**DESCRIPTION OF THE TASK:**
Retype each line of the listing. Do not alter anything.

**SOURCE MATERIAL:**

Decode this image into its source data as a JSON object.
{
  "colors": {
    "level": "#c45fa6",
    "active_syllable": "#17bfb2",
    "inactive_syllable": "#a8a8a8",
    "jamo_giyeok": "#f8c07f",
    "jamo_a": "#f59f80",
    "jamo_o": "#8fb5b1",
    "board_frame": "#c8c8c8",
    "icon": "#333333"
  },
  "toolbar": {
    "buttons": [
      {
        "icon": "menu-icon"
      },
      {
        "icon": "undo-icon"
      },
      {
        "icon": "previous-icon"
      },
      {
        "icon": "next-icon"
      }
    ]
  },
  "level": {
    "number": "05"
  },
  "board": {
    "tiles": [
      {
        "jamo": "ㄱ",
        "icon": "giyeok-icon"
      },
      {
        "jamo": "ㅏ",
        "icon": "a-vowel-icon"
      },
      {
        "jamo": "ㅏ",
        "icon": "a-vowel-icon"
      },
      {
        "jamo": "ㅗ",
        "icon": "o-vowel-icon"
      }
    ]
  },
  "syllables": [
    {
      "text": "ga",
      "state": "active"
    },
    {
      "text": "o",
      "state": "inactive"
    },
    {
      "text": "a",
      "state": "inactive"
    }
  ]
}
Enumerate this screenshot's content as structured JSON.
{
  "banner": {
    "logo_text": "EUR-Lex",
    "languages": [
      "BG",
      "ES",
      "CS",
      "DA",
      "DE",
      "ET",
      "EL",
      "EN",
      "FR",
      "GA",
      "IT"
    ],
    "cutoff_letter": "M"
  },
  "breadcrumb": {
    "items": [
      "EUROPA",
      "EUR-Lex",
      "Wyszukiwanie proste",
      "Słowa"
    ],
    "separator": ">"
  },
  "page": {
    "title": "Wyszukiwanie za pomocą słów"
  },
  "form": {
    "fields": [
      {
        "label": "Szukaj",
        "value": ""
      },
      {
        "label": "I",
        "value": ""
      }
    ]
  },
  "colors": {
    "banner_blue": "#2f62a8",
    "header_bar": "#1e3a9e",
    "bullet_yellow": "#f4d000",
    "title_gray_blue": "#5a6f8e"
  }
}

**WRITTEN RESPONSE:**
Decode this image into its source data as a JSON object.
{
  "colors": {
    "level": "#c45fa6",
    "active_syllable": "#17bfb2",
    "inactive_syllable": "#a8a8a8",
    "jamo_giyeok": "#f8c07f",
    "jamo_a": "#f59f80",
    "jamo_o": "#8fb5b1",
    "board_frame": "#c8c8c8",
    "icon": "#333333"
  },
  "toolbar": {
    "buttons": [
      {
        "icon": "menu-icon"
      },
      {
        "icon": "undo-icon"
      },
      {
        "icon": "previous-icon"
      },
      {
        "icon": "next-icon"
      }
    ]
  },
  "level": {
    "number": "05"
  },
  "board": {
    "tiles": [
      {
        "jamo": "ㄱ",
        "icon": "giyeok-icon"
      },
      {
        "jamo": "ㅏ",
        "icon": "a-vowel-icon"
      },
      {
        "jamo": "ㅏ",
        "icon": "a-vowel-icon"
      },
      {
        "jamo": "ㅗ",
        "icon": "o-vowel-icon"
      }
    ]
  },
  "syllables": [
    {
      "text": "ga",
      "state": "active"
    },
    {
      "text": "o",
      "state": "inactive"
    },
    {
      "text": "a",
      "state": "inactive"
    }
  ]
}
Enumerate this screenshot's content as structured JSON.
{
  "banner": {
    "logo_text": "EUR-Lex",
    "languages": [
      "BG",
      "ES",
      "CS",
      "DA",
      "DE",
      "ET",
      "EL",
      "EN",
      "FR",
      "GA",
      "IT"
    ],
    "cutoff_letter": "M"
  },
  "breadcrumb": {
    "items": [
      "EUROPA",
      "EUR-Lex",
      "Wyszukiwanie proste",
      "Słowa"
    ],
    "separator": ">"
  },
  "page": {
    "title": "Wyszukiwanie za pomocą słów"
  },
  "form": {
    "fields": [
      {
        "label": "Szukaj",
        "value": ""
      },
      {
        "label": "I",
        "value": ""
      }
    ]
  },
  "colors": {
    "banner_blue": "#2f62a8",
    "header_bar": "#1e3a9e",
    "bullet_yellow": "#f4d000",
    "title_gray_blue": "#5a6f8e"
  }
}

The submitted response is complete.